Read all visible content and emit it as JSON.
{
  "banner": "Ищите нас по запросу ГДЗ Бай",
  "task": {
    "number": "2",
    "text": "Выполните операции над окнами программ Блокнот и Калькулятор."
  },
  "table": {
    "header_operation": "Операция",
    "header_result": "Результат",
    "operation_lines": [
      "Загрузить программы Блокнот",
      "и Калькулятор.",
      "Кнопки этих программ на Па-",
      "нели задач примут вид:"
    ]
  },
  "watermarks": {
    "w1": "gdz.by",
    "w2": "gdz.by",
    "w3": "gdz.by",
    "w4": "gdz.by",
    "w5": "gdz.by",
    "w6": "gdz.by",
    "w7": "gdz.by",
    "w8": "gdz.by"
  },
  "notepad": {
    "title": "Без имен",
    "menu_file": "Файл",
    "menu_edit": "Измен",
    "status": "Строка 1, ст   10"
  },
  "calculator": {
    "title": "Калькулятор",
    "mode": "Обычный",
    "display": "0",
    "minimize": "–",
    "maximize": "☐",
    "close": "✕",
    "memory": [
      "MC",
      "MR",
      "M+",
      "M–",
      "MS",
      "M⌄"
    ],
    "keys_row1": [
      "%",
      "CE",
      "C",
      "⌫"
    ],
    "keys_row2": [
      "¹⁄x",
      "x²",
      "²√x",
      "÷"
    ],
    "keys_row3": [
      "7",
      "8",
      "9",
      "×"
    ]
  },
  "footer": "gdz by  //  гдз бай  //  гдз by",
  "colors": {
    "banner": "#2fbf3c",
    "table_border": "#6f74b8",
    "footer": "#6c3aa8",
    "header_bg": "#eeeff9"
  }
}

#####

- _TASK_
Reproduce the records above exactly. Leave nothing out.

- _RESPONSE AREA_
Read all visible content and emit it as JSON.
{
  "banner": "Ищите нас по запросу ГДЗ Бай",
  "task": {
    "number": "2",
    "text": "Выполните операции над окнами программ Блокнот и Калькулятор."
  },
  "table": {
    "header_operation": "Операция",
    "header_result": "Результат",
    "operation_lines": [
      "Загрузить программы Блокнот",
      "и Калькулятор.",
      "Кнопки этих программ на Па-",
      "нели задач примут вид:"
    ]
  },
  "watermarks": {
    "w1": "gdz.by",
    "w2": "gdz.by",
    "w3": "gdz.by",
    "w4": "gdz.by",
    "w5": "gdz.by",
    "w6": "gdz.by",
    "w7": "gdz.by",
    "w8": "gdz.by"
  },
  "notepad": {
    "title": "Без имен",
    "menu_file": "Файл",
    "menu_edit": "Измен",
    "status": "Строка 1, ст   10"
  },
  "calculator": {
    "title": "Калькулятор",
    "mode": "Обычный",
    "display": "0",
    "minimize": "–",
    "maximize": "☐",
    "close": "✕",
    "memory": [
      "MC",
      "MR",
      "M+",
      "M–",
      "MS",
      "M⌄"
    ],
    "keys_row1": [
      "%",
      "CE",
      "C",
      "⌫"
    ],
    "keys_row2": [
      "¹⁄x",
      "x²",
      "²√x",
      "÷"
    ],
    "keys_row3": [
      "7",
      "8",
      "9",
      "×"
    ]
  },
  "footer": "gdz by  //  гдз бай  //  гдз by",
  "colors": {
    "banner": "#2fbf3c",
    "table_border": "#6f74b8",
    "footer": "#6c3aa8",
    "header_bg": "#eeeff9"
  }
}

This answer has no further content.